The UC San Diego Library is partnering with San Diego Natural History Museum on an exhibit celebrating the intersection of art and science.
The "Art of Science" contest was created to highlight the beauty that can emerge during scientific research at UC San Diego and beyond.
Metadata librarian Abigail Pennington was inspired to create the contest by a collection in the UC San Diego Library repository called cell image library.
"These are images that come from the center for microscopy on campus," Pennington said. "There are tens of thousands of them, and so we've been ingesting them over time. And once they're in the repository, I review all the images, and I get to discover the amazing things that go on. And they are beautiful. I mean, at first, you don't know what you're looking at, and then you read that it's some bacterium with a certain type of dye injected into it. Or you see something that can be challenging like this is a breast cancer cell. But what first caught your eye is that this is beautiful."
As a metadata librarian, Pennington works with researchers and research data. She, along with a small team of curators, is responsible for meeting with researchers and then figuring out how to organize all the data so it will be accessible to other researchers and be reusable.
This year Pennington is excited to bring the "Art of Science" to a wider audience through a new partnership with San Diego Natural History Museum (The Nat).
"I think this is a great partnership because they do this every day," Pennington said. "They take science and they make it understandable, accessible to the average visitor. And that's what we want to do, is provide opportunities for researchers to explain their research in a way that viewers can understand it. Since these are beautiful, I think they capture our attention and they make us want to dig a little bit deeper and say, 'Hey, what's going on with this image? What's the science behind this?' And I think that's exciting. I think this is a time when we want researchers to be able to explain their work in a way that we can understand because there are some heavy issues out there right now with climate change and the pandemic, and how can we learn from these researchers and what they're doing and see perhaps what's on the horizon?"

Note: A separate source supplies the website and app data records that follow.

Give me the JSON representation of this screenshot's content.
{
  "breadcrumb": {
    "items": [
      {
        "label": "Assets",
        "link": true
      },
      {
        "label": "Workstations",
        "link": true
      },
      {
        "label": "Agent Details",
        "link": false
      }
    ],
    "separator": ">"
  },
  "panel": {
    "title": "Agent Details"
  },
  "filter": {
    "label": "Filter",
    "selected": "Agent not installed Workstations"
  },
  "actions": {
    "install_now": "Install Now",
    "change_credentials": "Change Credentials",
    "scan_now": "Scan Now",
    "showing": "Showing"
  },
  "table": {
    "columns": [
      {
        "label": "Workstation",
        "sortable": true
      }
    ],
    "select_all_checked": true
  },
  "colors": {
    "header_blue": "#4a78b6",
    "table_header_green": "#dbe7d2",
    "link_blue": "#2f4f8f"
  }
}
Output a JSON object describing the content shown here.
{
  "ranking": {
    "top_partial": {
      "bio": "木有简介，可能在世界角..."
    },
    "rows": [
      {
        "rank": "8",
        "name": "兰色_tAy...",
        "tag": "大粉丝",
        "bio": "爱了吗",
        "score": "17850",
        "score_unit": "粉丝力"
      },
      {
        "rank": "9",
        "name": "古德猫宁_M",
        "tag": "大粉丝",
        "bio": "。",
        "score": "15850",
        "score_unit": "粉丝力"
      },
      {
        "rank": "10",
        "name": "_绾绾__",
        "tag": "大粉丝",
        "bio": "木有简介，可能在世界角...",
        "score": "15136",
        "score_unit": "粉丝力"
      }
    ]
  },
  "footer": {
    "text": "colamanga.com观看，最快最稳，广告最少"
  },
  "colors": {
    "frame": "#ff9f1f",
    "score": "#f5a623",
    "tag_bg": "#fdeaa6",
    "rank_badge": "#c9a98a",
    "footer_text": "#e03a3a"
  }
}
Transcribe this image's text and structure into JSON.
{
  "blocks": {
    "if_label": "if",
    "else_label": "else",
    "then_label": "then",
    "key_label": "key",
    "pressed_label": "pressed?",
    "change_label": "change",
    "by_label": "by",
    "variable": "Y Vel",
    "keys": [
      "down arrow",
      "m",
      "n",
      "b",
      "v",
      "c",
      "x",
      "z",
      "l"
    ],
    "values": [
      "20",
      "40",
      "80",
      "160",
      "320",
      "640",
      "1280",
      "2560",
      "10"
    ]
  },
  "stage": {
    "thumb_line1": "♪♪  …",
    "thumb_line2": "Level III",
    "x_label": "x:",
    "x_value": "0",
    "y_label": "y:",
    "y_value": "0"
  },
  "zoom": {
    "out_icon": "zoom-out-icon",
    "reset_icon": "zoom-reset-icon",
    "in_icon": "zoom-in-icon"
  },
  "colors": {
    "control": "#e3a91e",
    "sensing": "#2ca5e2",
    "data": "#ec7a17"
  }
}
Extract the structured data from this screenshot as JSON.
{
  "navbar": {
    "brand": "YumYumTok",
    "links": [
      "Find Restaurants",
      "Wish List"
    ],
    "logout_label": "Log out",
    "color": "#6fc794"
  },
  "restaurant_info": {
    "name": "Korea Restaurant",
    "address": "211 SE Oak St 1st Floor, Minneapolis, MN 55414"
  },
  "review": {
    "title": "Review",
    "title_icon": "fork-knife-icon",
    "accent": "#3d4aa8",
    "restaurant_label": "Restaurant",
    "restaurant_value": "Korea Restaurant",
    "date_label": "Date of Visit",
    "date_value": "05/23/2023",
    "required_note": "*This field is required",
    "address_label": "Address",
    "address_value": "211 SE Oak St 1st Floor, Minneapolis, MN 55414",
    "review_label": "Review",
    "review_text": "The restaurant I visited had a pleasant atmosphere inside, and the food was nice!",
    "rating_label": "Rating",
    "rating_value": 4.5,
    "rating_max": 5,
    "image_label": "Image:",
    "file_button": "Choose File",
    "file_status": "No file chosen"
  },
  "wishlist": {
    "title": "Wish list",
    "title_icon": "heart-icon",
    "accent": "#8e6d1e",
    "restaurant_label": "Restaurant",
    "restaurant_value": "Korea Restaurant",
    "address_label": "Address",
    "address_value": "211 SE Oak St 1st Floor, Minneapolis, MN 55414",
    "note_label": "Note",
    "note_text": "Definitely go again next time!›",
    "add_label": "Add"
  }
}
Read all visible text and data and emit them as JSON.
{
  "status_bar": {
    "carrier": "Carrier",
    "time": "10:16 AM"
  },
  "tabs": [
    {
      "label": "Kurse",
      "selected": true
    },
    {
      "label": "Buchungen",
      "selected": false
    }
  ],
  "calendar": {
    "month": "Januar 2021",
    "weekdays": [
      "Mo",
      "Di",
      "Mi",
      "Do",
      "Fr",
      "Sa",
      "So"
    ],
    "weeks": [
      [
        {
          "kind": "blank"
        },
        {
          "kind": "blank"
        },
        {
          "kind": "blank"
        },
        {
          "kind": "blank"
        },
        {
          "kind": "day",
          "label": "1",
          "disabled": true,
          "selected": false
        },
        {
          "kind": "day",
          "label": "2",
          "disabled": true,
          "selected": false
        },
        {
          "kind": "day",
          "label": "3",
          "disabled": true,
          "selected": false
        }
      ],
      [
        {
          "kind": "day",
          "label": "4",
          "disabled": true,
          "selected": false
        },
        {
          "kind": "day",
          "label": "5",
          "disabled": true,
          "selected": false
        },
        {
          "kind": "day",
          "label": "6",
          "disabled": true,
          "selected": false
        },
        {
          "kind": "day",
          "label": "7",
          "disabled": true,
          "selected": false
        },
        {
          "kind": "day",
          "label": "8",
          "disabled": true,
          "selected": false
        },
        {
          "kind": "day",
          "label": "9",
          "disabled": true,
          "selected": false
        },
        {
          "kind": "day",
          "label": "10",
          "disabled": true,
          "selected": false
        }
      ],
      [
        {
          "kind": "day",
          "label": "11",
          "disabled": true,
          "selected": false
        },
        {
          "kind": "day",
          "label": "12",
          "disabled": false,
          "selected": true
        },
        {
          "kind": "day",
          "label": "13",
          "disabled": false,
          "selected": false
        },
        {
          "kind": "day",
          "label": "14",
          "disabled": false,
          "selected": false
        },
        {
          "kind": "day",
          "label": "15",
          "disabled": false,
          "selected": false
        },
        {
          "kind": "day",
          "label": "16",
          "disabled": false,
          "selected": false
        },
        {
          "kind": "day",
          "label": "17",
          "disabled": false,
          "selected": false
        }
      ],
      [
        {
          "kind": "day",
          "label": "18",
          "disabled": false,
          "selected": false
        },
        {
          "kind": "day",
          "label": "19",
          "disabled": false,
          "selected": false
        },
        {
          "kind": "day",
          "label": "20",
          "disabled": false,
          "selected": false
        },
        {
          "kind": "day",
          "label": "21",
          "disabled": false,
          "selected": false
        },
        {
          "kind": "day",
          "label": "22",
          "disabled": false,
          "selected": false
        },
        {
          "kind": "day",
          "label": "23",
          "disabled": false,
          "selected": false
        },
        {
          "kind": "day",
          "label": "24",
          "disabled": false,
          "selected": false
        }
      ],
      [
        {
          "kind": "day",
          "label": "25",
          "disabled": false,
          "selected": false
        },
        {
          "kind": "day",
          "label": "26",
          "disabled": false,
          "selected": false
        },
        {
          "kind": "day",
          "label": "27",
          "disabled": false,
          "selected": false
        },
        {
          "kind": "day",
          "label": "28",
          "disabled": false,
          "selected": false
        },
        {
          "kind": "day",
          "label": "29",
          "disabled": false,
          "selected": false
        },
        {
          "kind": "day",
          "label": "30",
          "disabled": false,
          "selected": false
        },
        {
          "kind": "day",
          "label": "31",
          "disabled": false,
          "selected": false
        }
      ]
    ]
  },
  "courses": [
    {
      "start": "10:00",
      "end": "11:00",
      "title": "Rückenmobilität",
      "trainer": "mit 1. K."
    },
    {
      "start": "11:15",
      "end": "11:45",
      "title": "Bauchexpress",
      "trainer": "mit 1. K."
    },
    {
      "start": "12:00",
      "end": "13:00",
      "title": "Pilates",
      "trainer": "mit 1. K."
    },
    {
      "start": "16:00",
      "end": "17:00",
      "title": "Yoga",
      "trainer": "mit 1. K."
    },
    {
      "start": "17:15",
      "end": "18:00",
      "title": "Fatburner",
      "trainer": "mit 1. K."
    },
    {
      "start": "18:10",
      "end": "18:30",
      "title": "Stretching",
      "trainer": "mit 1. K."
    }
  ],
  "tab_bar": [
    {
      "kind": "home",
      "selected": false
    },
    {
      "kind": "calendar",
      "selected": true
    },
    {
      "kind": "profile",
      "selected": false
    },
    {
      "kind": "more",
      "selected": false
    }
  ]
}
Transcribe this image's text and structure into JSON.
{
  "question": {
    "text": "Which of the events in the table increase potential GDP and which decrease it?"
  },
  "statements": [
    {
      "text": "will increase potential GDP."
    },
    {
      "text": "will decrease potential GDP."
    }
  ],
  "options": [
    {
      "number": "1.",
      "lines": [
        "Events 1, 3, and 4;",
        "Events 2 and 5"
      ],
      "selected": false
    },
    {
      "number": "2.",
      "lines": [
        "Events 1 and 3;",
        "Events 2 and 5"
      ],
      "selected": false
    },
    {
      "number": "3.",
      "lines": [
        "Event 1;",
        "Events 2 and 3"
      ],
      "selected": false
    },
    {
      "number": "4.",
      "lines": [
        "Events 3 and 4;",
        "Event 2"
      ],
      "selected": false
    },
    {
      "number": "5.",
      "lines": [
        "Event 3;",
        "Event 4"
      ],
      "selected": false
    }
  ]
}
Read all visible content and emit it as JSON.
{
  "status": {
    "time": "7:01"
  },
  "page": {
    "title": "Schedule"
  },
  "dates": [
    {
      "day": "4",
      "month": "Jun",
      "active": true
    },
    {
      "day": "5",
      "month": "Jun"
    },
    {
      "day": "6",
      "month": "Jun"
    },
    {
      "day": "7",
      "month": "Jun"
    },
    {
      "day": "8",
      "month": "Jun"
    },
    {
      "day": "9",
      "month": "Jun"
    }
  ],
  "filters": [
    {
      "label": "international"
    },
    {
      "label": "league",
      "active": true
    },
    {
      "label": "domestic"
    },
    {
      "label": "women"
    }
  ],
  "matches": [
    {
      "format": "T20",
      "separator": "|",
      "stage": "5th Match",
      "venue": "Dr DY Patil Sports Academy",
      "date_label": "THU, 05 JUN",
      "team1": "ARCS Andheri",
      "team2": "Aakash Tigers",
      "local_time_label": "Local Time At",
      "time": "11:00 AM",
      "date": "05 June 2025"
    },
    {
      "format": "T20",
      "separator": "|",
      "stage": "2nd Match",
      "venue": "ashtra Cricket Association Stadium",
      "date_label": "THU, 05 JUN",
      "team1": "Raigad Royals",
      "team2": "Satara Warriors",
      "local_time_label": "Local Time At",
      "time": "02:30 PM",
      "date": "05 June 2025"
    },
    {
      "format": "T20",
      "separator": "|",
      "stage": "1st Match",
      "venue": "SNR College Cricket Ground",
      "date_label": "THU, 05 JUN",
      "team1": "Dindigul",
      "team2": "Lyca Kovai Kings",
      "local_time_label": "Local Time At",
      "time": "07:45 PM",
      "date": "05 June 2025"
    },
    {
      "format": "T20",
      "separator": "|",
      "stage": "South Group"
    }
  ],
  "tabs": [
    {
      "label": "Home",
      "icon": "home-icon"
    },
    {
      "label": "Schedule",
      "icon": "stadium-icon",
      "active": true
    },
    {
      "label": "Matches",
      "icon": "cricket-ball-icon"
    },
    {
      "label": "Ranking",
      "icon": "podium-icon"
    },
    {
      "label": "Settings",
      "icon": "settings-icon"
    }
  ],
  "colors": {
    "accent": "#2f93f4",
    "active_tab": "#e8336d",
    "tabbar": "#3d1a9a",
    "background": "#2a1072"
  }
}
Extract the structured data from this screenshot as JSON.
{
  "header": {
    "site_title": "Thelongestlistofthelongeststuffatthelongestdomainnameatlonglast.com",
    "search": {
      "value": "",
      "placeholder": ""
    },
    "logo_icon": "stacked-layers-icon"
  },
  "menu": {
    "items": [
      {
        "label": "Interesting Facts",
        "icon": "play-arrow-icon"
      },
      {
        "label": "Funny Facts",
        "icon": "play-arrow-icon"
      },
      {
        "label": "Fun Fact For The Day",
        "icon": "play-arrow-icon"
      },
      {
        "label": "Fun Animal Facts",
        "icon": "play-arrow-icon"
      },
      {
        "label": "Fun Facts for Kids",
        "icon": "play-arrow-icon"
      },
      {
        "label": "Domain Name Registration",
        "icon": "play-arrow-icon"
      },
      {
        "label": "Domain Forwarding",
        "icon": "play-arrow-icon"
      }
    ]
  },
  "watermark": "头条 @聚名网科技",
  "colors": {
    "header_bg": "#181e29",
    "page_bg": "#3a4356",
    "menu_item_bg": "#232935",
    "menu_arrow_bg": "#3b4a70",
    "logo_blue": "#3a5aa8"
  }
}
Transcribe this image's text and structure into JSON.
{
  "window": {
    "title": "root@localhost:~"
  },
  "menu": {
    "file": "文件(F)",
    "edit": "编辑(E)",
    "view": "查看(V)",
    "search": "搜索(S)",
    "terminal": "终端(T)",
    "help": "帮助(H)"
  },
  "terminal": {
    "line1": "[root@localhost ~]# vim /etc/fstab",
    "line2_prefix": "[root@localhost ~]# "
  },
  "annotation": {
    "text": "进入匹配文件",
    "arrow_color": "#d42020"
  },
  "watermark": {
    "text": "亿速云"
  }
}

For the second year, the Art of Science put out a call for submissions from UC San Diego students, researchers and affiliates. Entrants were asked to submit images or graphics that tell a story about their research, along with a caption that explains their work in an engaging and accessible way for non-scientists. Then a panel of judges composed of UC San Diego faculty and campus and community administrators selected the winners.
Adi Khen, a Ph.D. candidate at the Scripps Institution of Oceanography at UC San Diego, studies corals and algae and how they are responding to heat stress associated with global climate change in the long term. She also helps teach a phycology (study of seaweed) course.
She had a winning entry in last year's contest.
"I'm very used to thinking about the connection between art and science because although I'm a scientist by training, I'm also an artist on the side," Khen said. "I'm a self-taught scientific illustrator, and I make a lot of digital illustrations that are used as conceptual diagrams and infographics for other educational resources. And so I'm a very strong proponent of how art and science are interconnected."
This year she submitted another winning entry called Seaweed Kaleidoscopes.
"I'm really thrilled that seaweeds are getting this recognition," Khen said. "They're usually overlooked or under-appreciated, but personally, they're one of my passions. I think they're not only beautiful but really important. They're a food source to herbivores like fish and urchins, and then they can also be used by humans for aquaculture, biofuels, pharmaceuticals, even climate mitigation. Yet they're often under-appreciated or overlooked. So I love seaweeds, and I'm glad that we can showcase their beauty, but also in that way convey their value."
Khen explained her process for creating the entry: "It's a digital photo edit of different commonly found seaweeds in San Diego. To create this piece, I collected seaweeds that are found here locally and essentially mounted them on sheets of thick paper, almost like watercolor paper, placing the seaweed and then wax paper on top and then surrounding that with blotting paper or anything to absorb the moisture, like newspaper. And that gets sandwiched in between cardboard and placed between these wooden boards, over which you can place heavy objects like textbooks to flatten them. And then once the seaweeds were dry, I photographed them and used photoshop to digitally add a kaleidoscope effect."
The winning works are now on display through Oct. 24 at the UC San Diego Library WongAvery Breezeway and on the first floor of the San Diego Natural History Museum in Balboa Park.